→ Task brief: Write down each entry precisely as given.

(Stored dataset items)
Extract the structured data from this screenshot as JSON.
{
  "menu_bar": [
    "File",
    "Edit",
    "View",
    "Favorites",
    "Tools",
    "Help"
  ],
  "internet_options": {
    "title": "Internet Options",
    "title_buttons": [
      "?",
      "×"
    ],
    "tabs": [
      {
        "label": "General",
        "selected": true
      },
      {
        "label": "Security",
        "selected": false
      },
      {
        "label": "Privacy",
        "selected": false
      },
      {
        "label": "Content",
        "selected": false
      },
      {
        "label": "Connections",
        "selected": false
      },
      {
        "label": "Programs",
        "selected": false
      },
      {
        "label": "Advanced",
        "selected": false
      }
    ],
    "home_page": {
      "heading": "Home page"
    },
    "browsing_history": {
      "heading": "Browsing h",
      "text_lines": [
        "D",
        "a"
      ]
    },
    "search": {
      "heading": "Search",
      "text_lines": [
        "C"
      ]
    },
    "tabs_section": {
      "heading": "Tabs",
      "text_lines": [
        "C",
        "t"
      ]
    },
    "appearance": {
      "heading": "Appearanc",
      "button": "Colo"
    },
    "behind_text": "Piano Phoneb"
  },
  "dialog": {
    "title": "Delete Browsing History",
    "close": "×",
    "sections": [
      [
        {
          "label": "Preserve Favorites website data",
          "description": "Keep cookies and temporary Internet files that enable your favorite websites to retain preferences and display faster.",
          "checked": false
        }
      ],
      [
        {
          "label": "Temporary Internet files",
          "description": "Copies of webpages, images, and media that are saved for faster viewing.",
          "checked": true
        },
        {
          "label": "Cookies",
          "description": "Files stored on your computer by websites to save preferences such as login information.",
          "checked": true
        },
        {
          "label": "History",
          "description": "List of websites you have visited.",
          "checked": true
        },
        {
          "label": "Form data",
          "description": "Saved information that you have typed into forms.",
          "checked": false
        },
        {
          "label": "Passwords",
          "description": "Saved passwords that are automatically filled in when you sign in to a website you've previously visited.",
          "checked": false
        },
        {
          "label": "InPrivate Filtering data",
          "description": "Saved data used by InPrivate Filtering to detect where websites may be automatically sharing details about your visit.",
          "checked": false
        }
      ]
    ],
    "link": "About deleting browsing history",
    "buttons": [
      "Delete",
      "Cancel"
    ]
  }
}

→ Solution:
Extract the structured data from this screenshot as JSON.
{
  "menu_bar": [
    "File",
    "Edit",
    "View",
    "Favorites",
    "Tools",
    "Help"
  ],
  "internet_options": {
    "title": "Internet Options",
    "title_buttons": [
      "?",
      "×"
    ],
    "tabs": [
      {
        "label": "General",
        "selected": true
      },
      {
        "label": "Security",
        "selected": false
      },
      {
        "label": "Privacy",
        "selected": false
      },
      {
        "label": "Content",
        "selected": false
      },
      {
        "label": "Connections",
        "selected": false
      },
      {
        "label": "Programs",
        "selected": false
      },
      {
        "label": "Advanced",
        "selected": false
      }
    ],
    "home_page": {
      "heading": "Home page"
    },
    "browsing_history": {
      "heading": "Browsing h",
      "text_lines": [
        "D",
        "a"
      ]
    },
    "search": {
      "heading": "Search",
      "text_lines": [
        "C"
      ]
    },
    "tabs_section": {
      "heading": "Tabs",
      "text_lines": [
        "C",
        "t"
      ]
    },
    "appearance": {
      "heading": "Appearanc",
      "button": "Colo"
    },
    "behind_text": "Piano Phoneb"
  },
  "dialog": {
    "title": "Delete Browsing History",
    "close": "×",
    "sections": [
      [
        {
          "label": "Preserve Favorites website data",
          "description": "Keep cookies and temporary Internet files that enable your favorite websites to retain preferences and display faster.",
          "checked": false
        }
      ],
      [
        {
          "label": "Temporary Internet files",
          "description": "Copies of webpages, images, and media that are saved for faster viewing.",
          "checked": true
        },
        {
          "label": "Cookies",
          "description": "Files stored on your computer by websites to save preferences such as login information.",
          "checked": true
        },
        {
          "label": "History",
          "description": "List of websites you have visited.",
          "checked": true
        },
        {
          "label": "Form data",
          "description": "Saved information that you have typed into forms.",
          "checked": false
        },
        {
          "label": "Passwords",
          "description": "Saved passwords that are automatically filled in when you sign in to a website you've previously visited.",
          "checked": false
        },
        {
          "label": "InPrivate Filtering data",
          "description": "Saved data used by InPrivate Filtering to detect where websites may be automatically sharing details about your visit.",
          "checked": false
        }
      ]
    ],
    "link": "About deleting browsing history",
    "buttons": [
      "Delete",
      "Cancel"
    ]
  }
}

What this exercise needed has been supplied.